[Problem requirements] Each line of the data below containing "value" needs to be listed.
*** Exercise data ***
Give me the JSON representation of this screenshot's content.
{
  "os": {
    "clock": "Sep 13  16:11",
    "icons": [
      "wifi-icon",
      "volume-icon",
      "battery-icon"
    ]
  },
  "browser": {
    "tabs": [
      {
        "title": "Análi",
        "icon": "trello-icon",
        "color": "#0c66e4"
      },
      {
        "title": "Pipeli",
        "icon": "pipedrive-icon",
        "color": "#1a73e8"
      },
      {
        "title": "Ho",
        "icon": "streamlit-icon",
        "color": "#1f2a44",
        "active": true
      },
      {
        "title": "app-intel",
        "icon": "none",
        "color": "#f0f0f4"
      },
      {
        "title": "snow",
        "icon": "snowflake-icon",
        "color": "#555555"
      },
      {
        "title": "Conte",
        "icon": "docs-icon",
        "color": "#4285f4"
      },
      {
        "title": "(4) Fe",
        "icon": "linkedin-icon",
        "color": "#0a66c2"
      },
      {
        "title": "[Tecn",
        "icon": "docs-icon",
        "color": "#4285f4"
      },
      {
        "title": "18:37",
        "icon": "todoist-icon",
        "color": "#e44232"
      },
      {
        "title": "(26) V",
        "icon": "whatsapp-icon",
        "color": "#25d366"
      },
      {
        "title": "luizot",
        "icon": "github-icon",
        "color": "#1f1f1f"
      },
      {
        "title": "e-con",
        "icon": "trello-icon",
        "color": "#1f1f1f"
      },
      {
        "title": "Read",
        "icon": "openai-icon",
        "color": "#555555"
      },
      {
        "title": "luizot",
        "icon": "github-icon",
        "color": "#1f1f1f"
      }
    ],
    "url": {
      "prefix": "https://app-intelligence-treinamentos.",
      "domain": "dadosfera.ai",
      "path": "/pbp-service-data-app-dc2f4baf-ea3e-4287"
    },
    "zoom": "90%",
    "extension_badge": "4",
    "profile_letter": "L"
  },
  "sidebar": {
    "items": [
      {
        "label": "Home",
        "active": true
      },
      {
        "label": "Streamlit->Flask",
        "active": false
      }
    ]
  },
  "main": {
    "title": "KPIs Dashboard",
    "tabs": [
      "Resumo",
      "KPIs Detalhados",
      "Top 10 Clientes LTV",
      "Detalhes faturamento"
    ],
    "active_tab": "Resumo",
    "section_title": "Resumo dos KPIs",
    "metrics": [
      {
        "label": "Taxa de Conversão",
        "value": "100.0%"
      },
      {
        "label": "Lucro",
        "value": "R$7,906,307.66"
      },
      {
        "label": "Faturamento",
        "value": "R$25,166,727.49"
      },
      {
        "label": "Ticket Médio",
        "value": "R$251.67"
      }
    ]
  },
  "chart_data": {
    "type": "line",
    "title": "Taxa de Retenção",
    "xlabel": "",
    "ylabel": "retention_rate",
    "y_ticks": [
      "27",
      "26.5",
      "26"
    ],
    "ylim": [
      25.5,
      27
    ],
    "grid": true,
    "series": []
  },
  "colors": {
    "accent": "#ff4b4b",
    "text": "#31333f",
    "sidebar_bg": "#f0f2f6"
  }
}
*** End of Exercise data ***
[Exercise result]
        "value": "100.0%"
        "value": "R$7,906,307.66"
        "value": "R$25,166,727.49"
        "value": "R$251.67"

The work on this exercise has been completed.